Gaza

Whenever I think of Gaza I remember a cartoon I saw many years ago when I was still a citizen of the troubled Middle East.  The cartoon could have been by the late Palestinian cartoonist Naji Al Ali, but I could not trace it on his official website.  In the cartoon the Arab nation is depicted as a wounded woman; a knife had just stabbed her chest. An arrow points to the bleeding wound, proclaiming it as Gaza غزة . The cartoon works best in Arabic and particularly for those of us familiar with the Eastern Mediterranean version of spoken Arabic, where غزة (Ghazzah) means a stab, and is perhaps a derivative of غرزة a stitch, usually made with a sharp needle or similar instrument.

In my mind Gaza is still bleeding, and it is a wound in the heart of the whole world. I feel sorry for those who are forced to endure life within its borders, because I know that most wouldn’t want to live there if they had a choice.

Gaza is worse than a Bantustan. It is one of the most densely populated regions of the world. The living conditions of the people there are among the worst in the world. Now they are living under the shadow of death,  destruction and war. I have nothing but sorrow and sympathy to offer them.

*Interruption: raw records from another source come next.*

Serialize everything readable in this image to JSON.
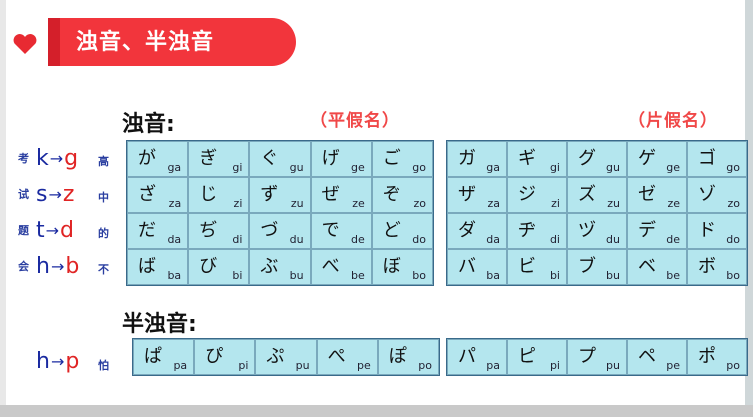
{
  "banner": {
    "title": "浊音、半浊音",
    "heart_icon": "heart-icon"
  },
  "dakuon": {
    "title": "浊音:",
    "hiragana_label": "（平假名）",
    "katakana_label": "（片假名）",
    "rules": [
      {
        "cn": "考",
        "from": "k",
        "to": "g",
        "cn2": "高"
      },
      {
        "cn": "试",
        "from": "s",
        "to": "z",
        "cn2": "中"
      },
      {
        "cn": "题",
        "from": "t",
        "to": "d",
        "cn2": "的"
      },
      {
        "cn": "会",
        "from": "h",
        "to": "b",
        "cn2": "不"
      }
    ],
    "hiragana": [
      [
        [
          "が",
          "ga"
        ],
        [
          "ぎ",
          "gi"
        ],
        [
          "ぐ",
          "gu"
        ],
        [
          "げ",
          "ge"
        ],
        [
          "ご",
          "go"
        ]
      ],
      [
        [
          "ざ",
          "za"
        ],
        [
          "じ",
          "zi"
        ],
        [
          "ず",
          "zu"
        ],
        [
          "ぜ",
          "ze"
        ],
        [
          "ぞ",
          "zo"
        ]
      ],
      [
        [
          "だ",
          "da"
        ],
        [
          "ぢ",
          "di"
        ],
        [
          "づ",
          "du"
        ],
        [
          "で",
          "de"
        ],
        [
          "ど",
          "do"
        ]
      ],
      [
        [
          "ば",
          "ba"
        ],
        [
          "び",
          "bi"
        ],
        [
          "ぶ",
          "bu"
        ],
        [
          "べ",
          "be"
        ],
        [
          "ぼ",
          "bo"
        ]
      ]
    ],
    "katakana": [
      [
        [
          "ガ",
          "ga"
        ],
        [
          "ギ",
          "gi"
        ],
        [
          "グ",
          "gu"
        ],
        [
          "ゲ",
          "ge"
        ],
        [
          "ゴ",
          "go"
        ]
      ],
      [
        [
          "ザ",
          "za"
        ],
        [
          "ジ",
          "zi"
        ],
        [
          "ズ",
          "zu"
        ],
        [
          "ゼ",
          "ze"
        ],
        [
          "ゾ",
          "zo"
        ]
      ],
      [
        [
          "ダ",
          "da"
        ],
        [
          "ヂ",
          "di"
        ],
        [
          "ヅ",
          "du"
        ],
        [
          "デ",
          "de"
        ],
        [
          "ド",
          "do"
        ]
      ],
      [
        [
          "バ",
          "ba"
        ],
        [
          "ビ",
          "bi"
        ],
        [
          "ブ",
          "bu"
        ],
        [
          "ベ",
          "be"
        ],
        [
          "ボ",
          "bo"
        ]
      ]
    ]
  },
  "handakuon": {
    "title": "半浊音:",
    "rule": {
      "from": "h",
      "to": "p",
      "cn": "怕"
    },
    "hiragana": [
      [
        "ぱ",
        "pa"
      ],
      [
        "ぴ",
        "pi"
      ],
      [
        "ぷ",
        "pu"
      ],
      [
        "ぺ",
        "pe"
      ],
      [
        "ぽ",
        "po"
      ]
    ],
    "katakana": [
      [
        "パ",
        "pa"
      ],
      [
        "ピ",
        "pi"
      ],
      [
        "プ",
        "pu"
      ],
      [
        "ペ",
        "pe"
      ],
      [
        "ポ",
        "po"
      ]
    ]
  }
}
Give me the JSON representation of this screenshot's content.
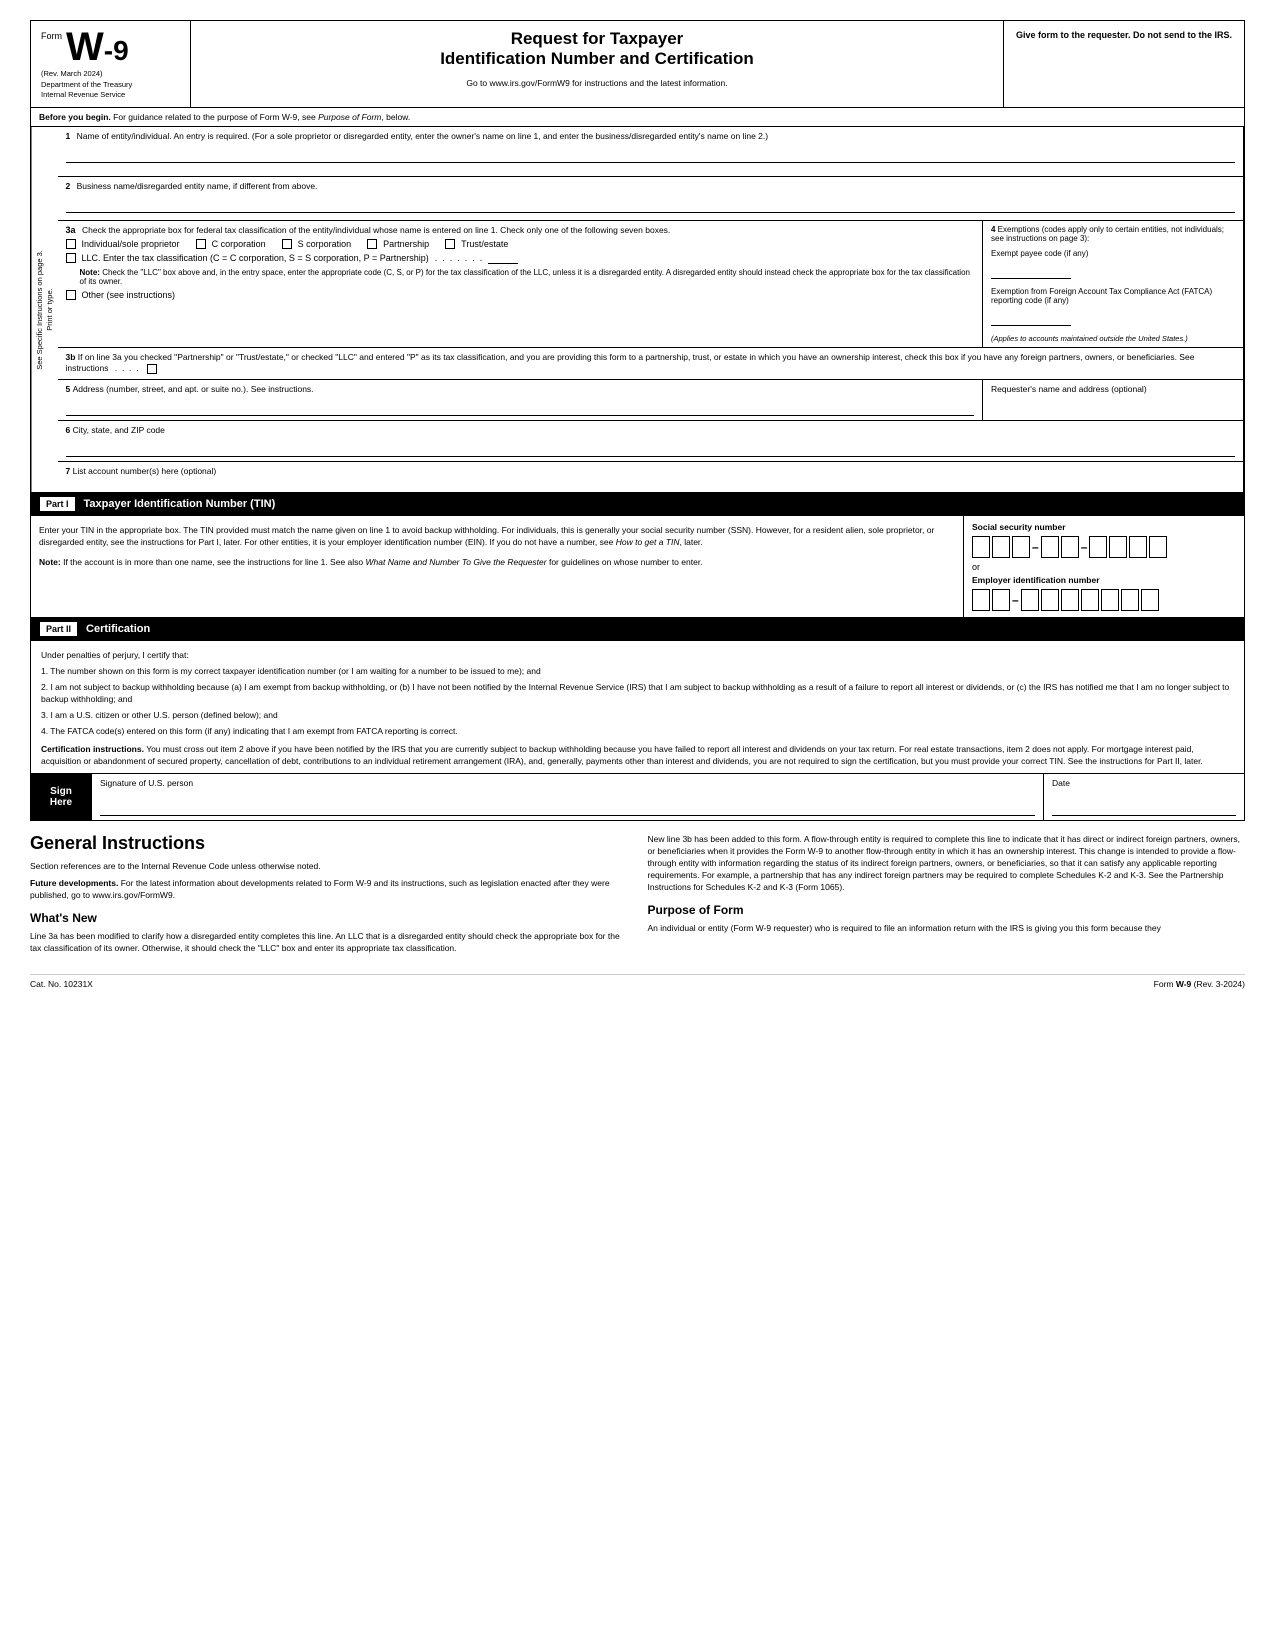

This blog is not about politics.  I do not want to stand for a cause or declare myself as a militant supporter of one side over the other. I will not write from the viewpoint of an Arab, although I spent the best part of my youth in the Middle East, and I am familiar with the pain, the disappointment and their by-product of extremism.  I am writing because I do not understand how some South Africans Jews who have never been to the Middle East and know nothing about the conflict, choose to support the attack on Gaza.

I performed a google image search on Gaza and came up with over 15 million pictures. They are mostly of death, destruction and misery without end. Gaza is still a wound that is bleeding the world. Nothing has changed in the last two decades; violence breeds extremism and then more violence. So the the bloody history is poised to repeat itself again and again, as long as radicals on both sides of the divide keep calling for each others blood. It is never going to end.